I am once again watching movies to select what we will be showing for the Santa Fe Farmers Market Film Series, which starts back up again in January. I just saw a great one on where our food comes from called Deconstructing Supper.
The film follows chef John Bishop, who owns the five star restaurant Bishop’s in Vancouver, Canada, as he explores how food is grown and what is really in it. HIs journey begins when more and more customers begin to ask questions about the food being served and he realizes that he does not know the answers. When a customer asks if the food is genetically modified he even confesses that he does not even know what that means. You can watch the beginning of the film on YouTube.
The film is from 2002 and perhaps it is even more relevant today as more and more attempts are made to bring additional GMO crops into the food chain, both in the US and abroad. We are also seeing the real cost for oil beyond what we pay at the pump. Most food is trucked an average of 1500 miles, large scale commercial agriculture uses huge amounts of oil and those chemicals used on crops are usually petroleum based. The chef’s travels take him from Canada to England and on to India to discover the new and the old ways when it comes to growing food.

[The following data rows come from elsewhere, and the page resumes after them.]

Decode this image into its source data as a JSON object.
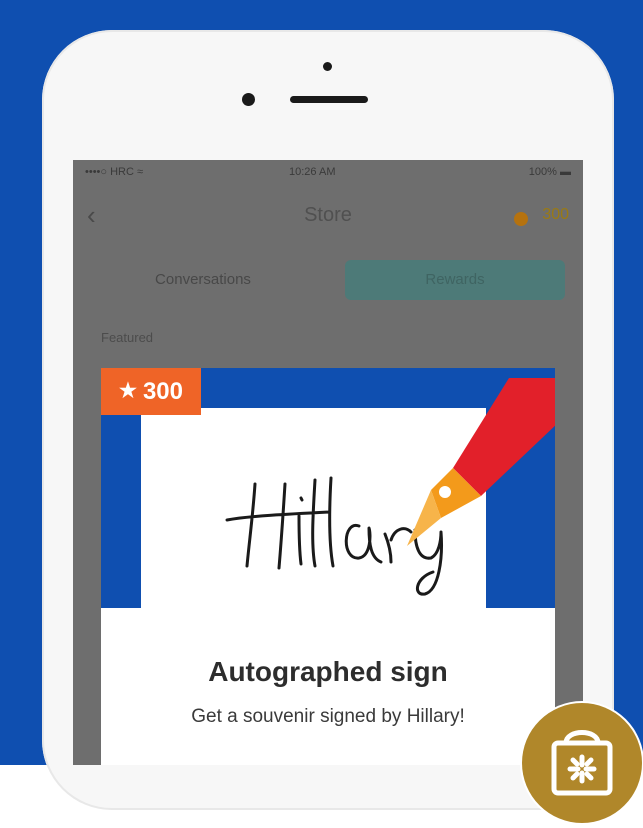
{
  "status_bar": {
    "carrier": "••••○ HRC ≈",
    "time": "10:26 AM",
    "battery": "100% ▬"
  },
  "nav": {
    "back_icon": "chevron-left-icon",
    "title": "Store",
    "coins": "300"
  },
  "tabs": [
    "Conversations",
    "Rewards"
  ],
  "section_label": "Featured",
  "card": {
    "badge": "300",
    "badge_icon": "star-icon",
    "signature_text": "Hillary",
    "title": "Autographed sign",
    "subtitle": "Get a souvenir signed by Hillary!"
  },
  "colors": {
    "brand_blue": "#0f4fb0",
    "badge_orange": "#ef6427",
    "pen_red": "#e2202a",
    "nib_orange": "#f39a1b",
    "shop_gold": "#b0872a"
  },
  "shop_icon": "shopping-bag-icon"
}
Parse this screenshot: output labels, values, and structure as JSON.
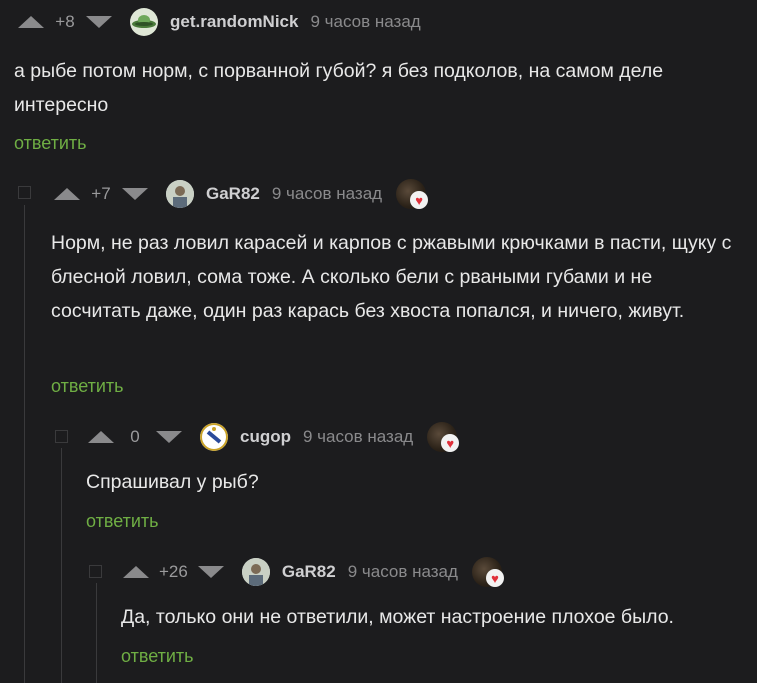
{
  "comments": [
    {
      "rating": "+8",
      "nick": "get.randomNick",
      "time": "9 часов назад",
      "text": "а рыбе потом норм, с порванной губой? я без подколов, на самом деле интересно",
      "reply": "ответить"
    },
    {
      "rating": "+7",
      "nick": "GaR82",
      "time": "9 часов назад",
      "text": "Норм, не раз ловил карасей и карпов с ржавыми крючками в пасти, щуку с блесной ловил, сома тоже. А сколько бели с рваными губами и не сосчитать даже, один раз карась без хвоста попался, и ничего, живут.",
      "reply": "ответить"
    },
    {
      "rating": "0",
      "nick": "cugop",
      "time": "9 часов назад",
      "text": "Спрашивал у рыб?",
      "reply": "ответить"
    },
    {
      "rating": "+26",
      "nick": "GaR82",
      "time": "9 часов назад",
      "text": "Да, только они не ответили, может настроение плохое было.",
      "reply": "ответить"
    }
  ],
  "colors": {
    "background": "#1c1c1e",
    "reply_link": "#6fae44",
    "heart": "#e0303a"
  },
  "icons": {
    "upvote": "triangle-up-icon",
    "downvote": "triangle-down-icon",
    "collapse": "collapse-square-icon",
    "award": "heart-badge-icon"
  }
}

One thing that stands out to me is that when people get involved and say no, change happens. So this can be an inspiration for all of us to ask questions and make real choices about what we put in our bodies, and our loved ones too.
If we all “deconstructed” our meals what would we find, and would we still want to eat them? Shopping local is an easy way to do this in order to know what you are eating. When you eat out ask questions so restaurant owners know that this is important to their customers, after all they need us. It was because of customers asking questions that led John Bishop to investigate the state of food and make a change in his restaurant to serving primarily organic or locally produced products.
So keep in mind that we have the power to change how businesses operate by our demands…all those big companies and small ones too, need our business. It is time to stop following the dictates of these companies and tell them what we want and what we will buy.